What is a writing plan? Well, basically a writing plan is a plot out of all the steps to writing your novel and getting it published. It can be as specific or as vague as you want it to be, and you can change it over time. The writing plan isn’t a strict timeline that you have to follow or suffer the consequences, it’s only a rough estimation of the time it will take to complete the steps to writing and publishing your novel.

The first thing you do is brainstorm the list of steps you want to take. Below is a list of the steps I use (I will cover all these steps in The Path to Publication.):

*Pre-outline

*Outline

*Write first draft

*Put novel aside for at least six weeks

*Read through manuscript

*Make structure changes

*Do a general edit

*Edit grammar and other specific stuff

*Give to a beta reader

*Edit accordingly

*Send to a professional editor

*Re-read and edit as many times as necessary

*Write a query

*Edit query as many times as necessary

*Re-read both novel and query one last time

*Send to agents

Pick and choose what steps you want to use, and add more if you want. Next, add the goal times you want to finish your project. Here is an example of a step in my writing timeline: September 1- September 30: Read through the manuscript and edit. Give yourself more time than you think you’ll need, because life always happens and throws unexpected distractions your way.

After that, set a minimum for how many scenes you want to outline a day for your outline, and how many words you want to write a day for your first draft.

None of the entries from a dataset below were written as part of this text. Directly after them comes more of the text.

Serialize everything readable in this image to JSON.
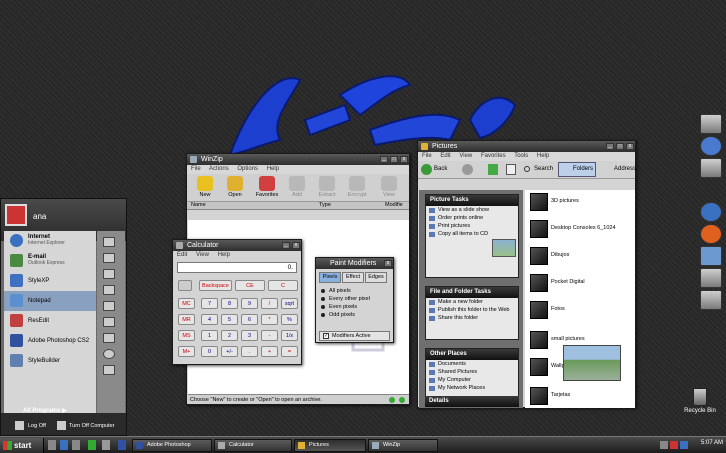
{
  "start_menu": {
    "username": "ana",
    "items": [
      {
        "title": "Internet",
        "subtitle": "Internet Explorer",
        "icon": "internet-explorer-icon"
      },
      {
        "title": "E-mail",
        "subtitle": "Outlook Express",
        "icon": "outlook-icon"
      },
      {
        "title": "StyleXP",
        "subtitle": "",
        "icon": "stylexp-icon"
      },
      {
        "title": "Notepad",
        "subtitle": "",
        "icon": "notepad-icon"
      },
      {
        "title": "ResEdit",
        "subtitle": "",
        "icon": "resedit-icon"
      },
      {
        "title": "Adobe Photoshop CS2",
        "subtitle": "",
        "icon": "photoshop-icon"
      },
      {
        "title": "StyleBuilder",
        "subtitle": "",
        "icon": "stylebuilder-icon"
      }
    ],
    "all_programs": "All Programs",
    "log_off": "Log Off",
    "turn_off": "Turn Off Computer"
  },
  "taskbar": {
    "start": "start",
    "items": [
      "Adobe Photoshop",
      "Calculator",
      "Pictures",
      "WinZip"
    ],
    "clock": "5:07 AM"
  },
  "winzip": {
    "title": "WinZip",
    "menu": [
      "File",
      "Actions",
      "Options",
      "Help"
    ],
    "tools": [
      "New",
      "Open",
      "Favorites",
      "Add",
      "Extract",
      "Encrypt",
      "View"
    ],
    "columns": [
      "Name",
      "Type",
      "Modifie"
    ],
    "status": "Choose \"New\" to create or \"Open\" to open an archive."
  },
  "calculator": {
    "title": "Calculator",
    "menu": [
      "Edit",
      "View",
      "Help"
    ],
    "display": "0.",
    "top_row": [
      "Backspace",
      "CE",
      "C"
    ],
    "memory": [
      "MC",
      "MR",
      "MS",
      "M+"
    ],
    "rows": [
      [
        "7",
        "8",
        "9",
        "/",
        "sqrt"
      ],
      [
        "4",
        "5",
        "6",
        "*",
        "%"
      ],
      [
        "1",
        "2",
        "3",
        "-",
        "1/x"
      ],
      [
        "0",
        "+/-",
        ".",
        "+",
        "="
      ]
    ]
  },
  "paint_modifiers": {
    "title": "Paint Modifiers",
    "tabs": [
      "Pixels",
      "Effect",
      "Edges"
    ],
    "options": [
      "All pixels",
      "Every other pixel",
      "Even pixels",
      "Odd pixels"
    ],
    "checkbox": "Modifiers Active"
  },
  "pictures": {
    "title": "Pictures",
    "menu": [
      "File",
      "Edit",
      "View",
      "Favorites",
      "Tools",
      "Help"
    ],
    "toolbar": {
      "back": "Back",
      "search": "Search",
      "folders": "Folders",
      "address": "Address"
    },
    "picture_tasks": {
      "header": "Picture Tasks",
      "links": [
        "View as a slide show",
        "Order prints online",
        "Print pictures",
        "Copy all items to CD"
      ]
    },
    "file_folder_tasks": {
      "header": "File and Folder Tasks",
      "links": [
        "Make a new folder",
        "Publish this folder to the Web",
        "Share this folder"
      ]
    },
    "other_places": {
      "header": "Other Places",
      "links": [
        "Documents",
        "Shared Pictures",
        "My Computer",
        "My Network Places"
      ]
    },
    "details": "Details",
    "files": [
      "3D pictures",
      "Desktop Consoles 6_1024",
      "Dibujos",
      "Pocket Digital",
      "Fotos",
      "small pictures",
      "Wallpapers",
      "Tarjetas"
    ]
  },
  "desktop": {
    "recycle_bin": "Recycle Bin"
  },
  "colors": {
    "accent": "#8ab0e0",
    "titlebar": "#2e2e2e",
    "desktop": "#2b2b2b"
  }
}
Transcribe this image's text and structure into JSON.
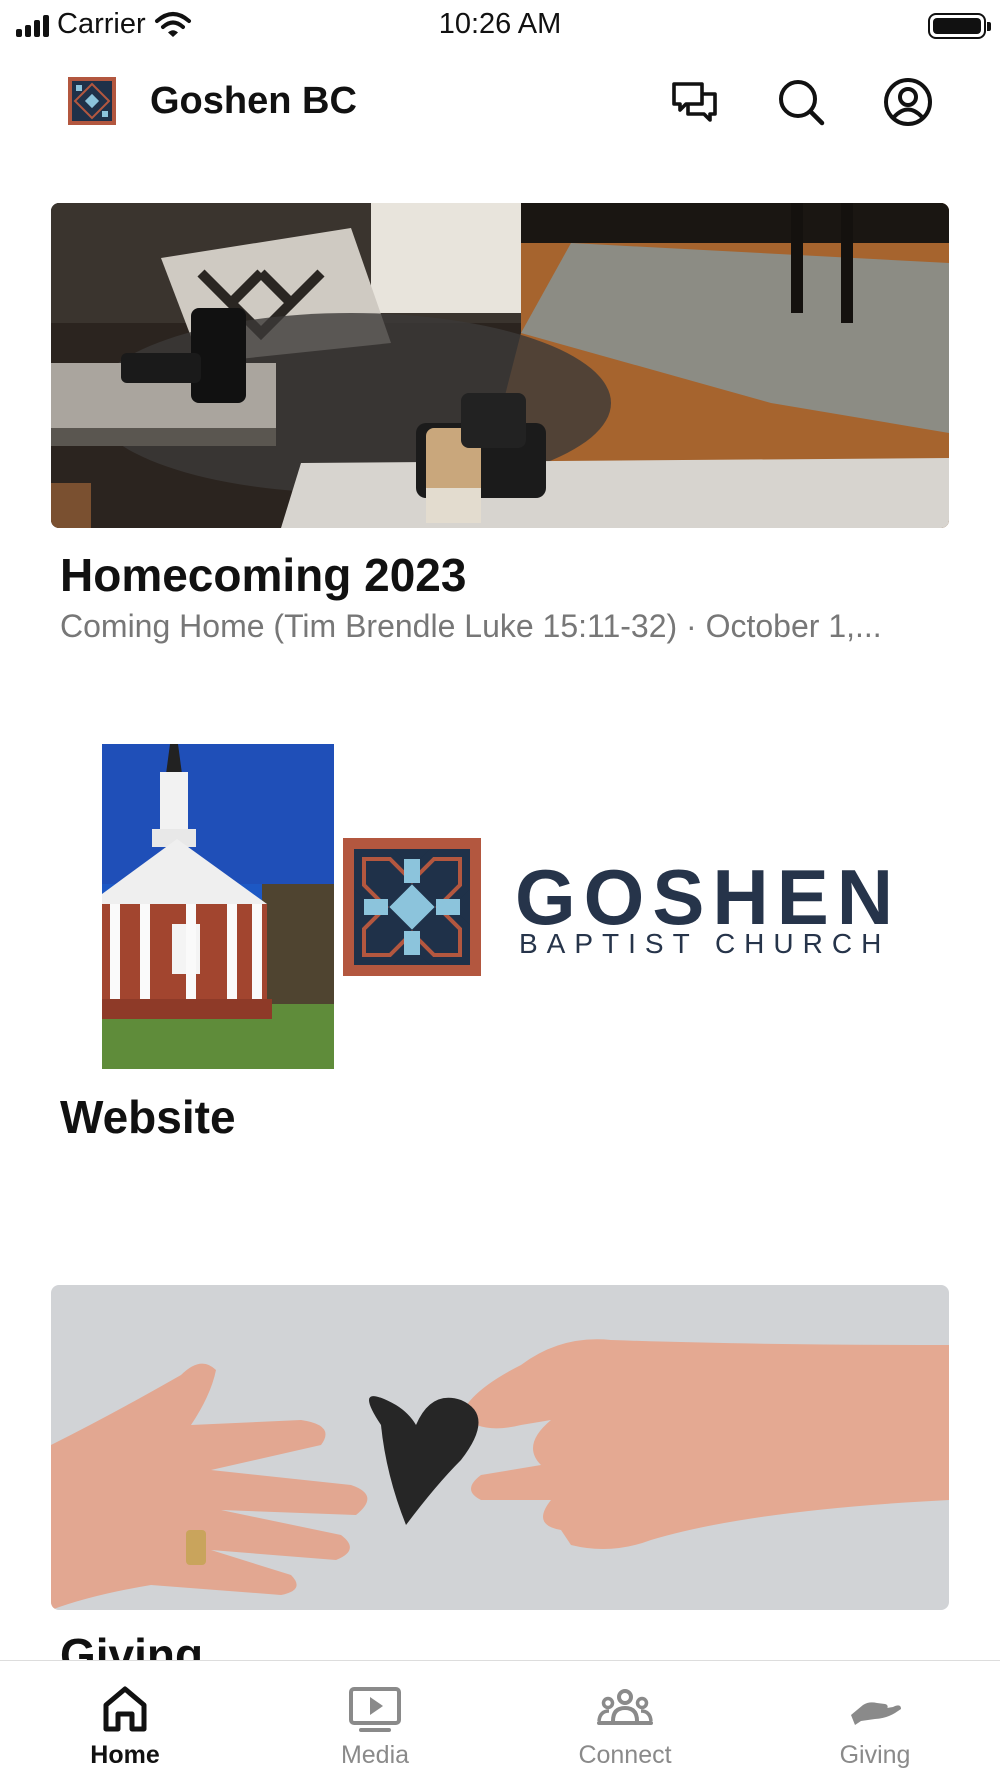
{
  "status_bar": {
    "carrier": "Carrier",
    "time": "10:26 AM"
  },
  "header": {
    "title": "Goshen BC",
    "icons": [
      "chat-icon",
      "search-icon",
      "profile-icon"
    ]
  },
  "cards": [
    {
      "title": "Homecoming 2023",
      "subtitle": "Coming Home (Tim Brendle Luke 15:11-32) · October 1,..."
    },
    {
      "title": "Website",
      "logo_word": "GOSHEN",
      "logo_sub": "BAPTIST CHURCH",
      "church_sign": "GOSHEN BAPTIST CHURCH"
    },
    {
      "title": "Giving"
    }
  ],
  "tabs": [
    {
      "label": "Home",
      "icon": "home-icon",
      "active": true
    },
    {
      "label": "Media",
      "icon": "media-icon",
      "active": false
    },
    {
      "label": "Connect",
      "icon": "connect-icon",
      "active": false
    },
    {
      "label": "Giving",
      "icon": "giving-icon",
      "active": false
    }
  ],
  "colors": {
    "brand_orange": "#b3573f",
    "brand_navy": "#1f3149",
    "brand_light_blue": "#8cc4dc",
    "inactive_tab": "#8a8a8a"
  }
}
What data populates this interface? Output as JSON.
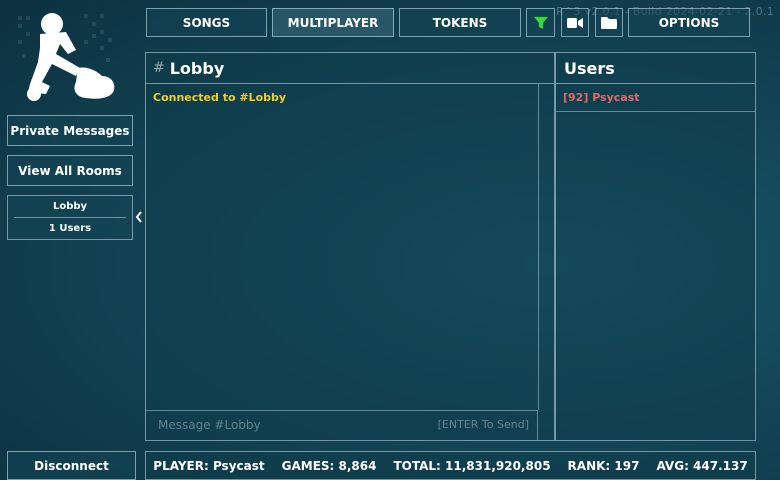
{
  "version": "R^3 v2.0.1 - Build 2024-02-21 - 2.0.1",
  "nav": {
    "songs": "SONGS",
    "multiplayer": "MULTIPLAYER",
    "tokens": "TOKENS",
    "options": "OPTIONS",
    "filter_icon": "filter-icon",
    "video_icon": "video-camera-icon",
    "folder_icon": "folder-icon"
  },
  "sidebar": {
    "private_messages": "Private Messages",
    "view_all_rooms": "View All Rooms",
    "room": {
      "name": "Lobby",
      "users": "1 Users"
    },
    "disconnect": "Disconnect"
  },
  "chat": {
    "hash": "#",
    "title": "Lobby",
    "messages": [
      {
        "text": "Connected to #Lobby",
        "color": "#f2cc2c"
      }
    ],
    "input_placeholder": "Message #Lobby",
    "input_hint": "[ENTER To Send]"
  },
  "users": {
    "title": "Users",
    "list": [
      {
        "label": "[92] Psycast",
        "color": "#e06a6a"
      }
    ]
  },
  "stats": {
    "player": "PLAYER: Psycast",
    "games": "GAMES: 8,864",
    "total": "TOTAL: 11,831,920,805",
    "rank": "RANK: 197",
    "avg": "AVG: 447.137"
  },
  "colors": {
    "accent_filter": "#2fdc3a",
    "message_system": "#f2cc2c",
    "user_name": "#e06a6a"
  }
}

I’ll talk more about choosing how many words to write a day as you get closer to writing your first draft.

Compile all your information into one big list, or chart if you are so inclined, and you’ll be set!

If you have any questions, feel free to comment below or contact me. And if you enjoyed this article, don’t forget to like, comment, and subscribe.